Needless to say, such a plan requires some extraordinary engineering skill, for the far side of the Moon is permanently "hidden" from view on Earth, making direct radio communications impossible. In short, if China wants to land something on the far side, and then collect data from the lander - which the article demonstrates China clearly wants to do - then this will require another platform, or perhaps even a few, in orbit around the Moon to make such communications possible at all times. Additionally, the project will require careful photo mapping of the far side, to select an appropriate landing site. And that, of course, recalls the mysterious disappearance of the Chinese-American photogrammetry expert from his academic position in Ohio that we blogged about last week.
But there's something else here, and Mr. G.B. pointed it out in his email to me, though he needn't have, for it would have grabbed my attention anyway, and it probably already grabbed yours as well. And that item brings me to the high octane speculation of the day(some of which, in fact, is Mr. G.B.'s high octane speculation, which I'm simply relaying to you. I happen to agree with it); that high octane speculation is that China definitely appears to be looking for something:

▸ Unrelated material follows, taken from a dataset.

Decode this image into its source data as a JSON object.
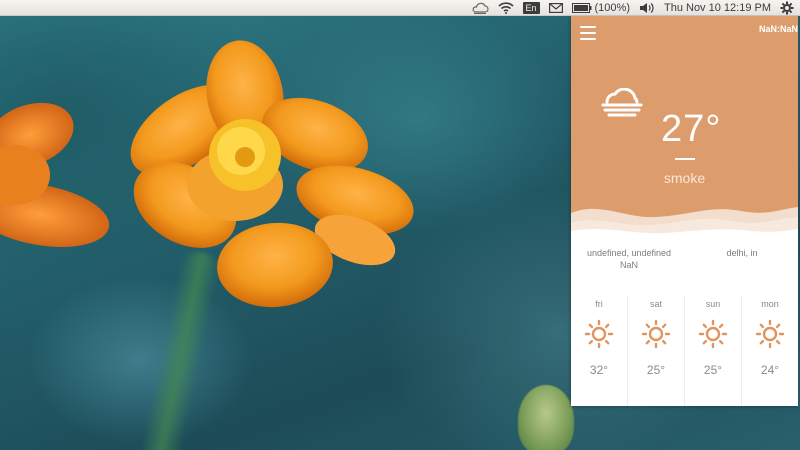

Zou said government organs have ordered experts to assess the plan over the past 12 plus months. "China will be the first to complete the task if it is successful."
The State Administration of Science, Technology and Industry for National Defense announced earlier this year that Chang'e-4 will be launched before 2020.
The far side of the moon, or "dark side of the moon" as it is more commonly called, is never visible to Earth because of gravitational forces. According to Zou, the far side of the moon has a clean electromagnetic environment, which provides an ideal field for low frequency radio study. "If we can can place a frequency spectrograph on the far side, we can fill a void."
And note this about the Chang 5 lander:
China plans to launch its Chang'e-5 lunar probe around 2017 to finish the last chapter in China's three-step (orbiting, landing and return) moon exploration program.
Li Chunlai, one of the main designers of the lunar probe ground application system, said Chang'e-5 will achieve several breakthroughs, including automatic sampling, ascending from the moon without a launch site and an unmanned docking 400,000 kilometers above the lunar surface.
Now, putting all that together, we get this:
- China is sending a lander to the Moon's surface which will get "something" (presumable the usual "soil sample" and "Moon rocks"), and then
- will be capable of launching from the lunar surface to an unmanned docking, with an orbiting platform which
- presumably then will return the "rocks" and "soil" to the Earth for examination. Meanwhile,
- China plans to land on the far side of the Moon in the cleaner electromagnetic environment with a frequency spectrograph on the lander (and, one can only guess, per Mr. G.B.'s email suggestions to me, radar tomography and a host of other interesting instruments). China wants to listen to the Moon (or perhaps something else), determine its composition, and so on. At the minimum, China is prospecting.
In other words, China is looking for something, and given the difficulties of getting to the far side and landing there(after mapping it and establishing the orbital communications links), I suspect it may be about more than just moon rocks and soil samples.
See you on the flip side...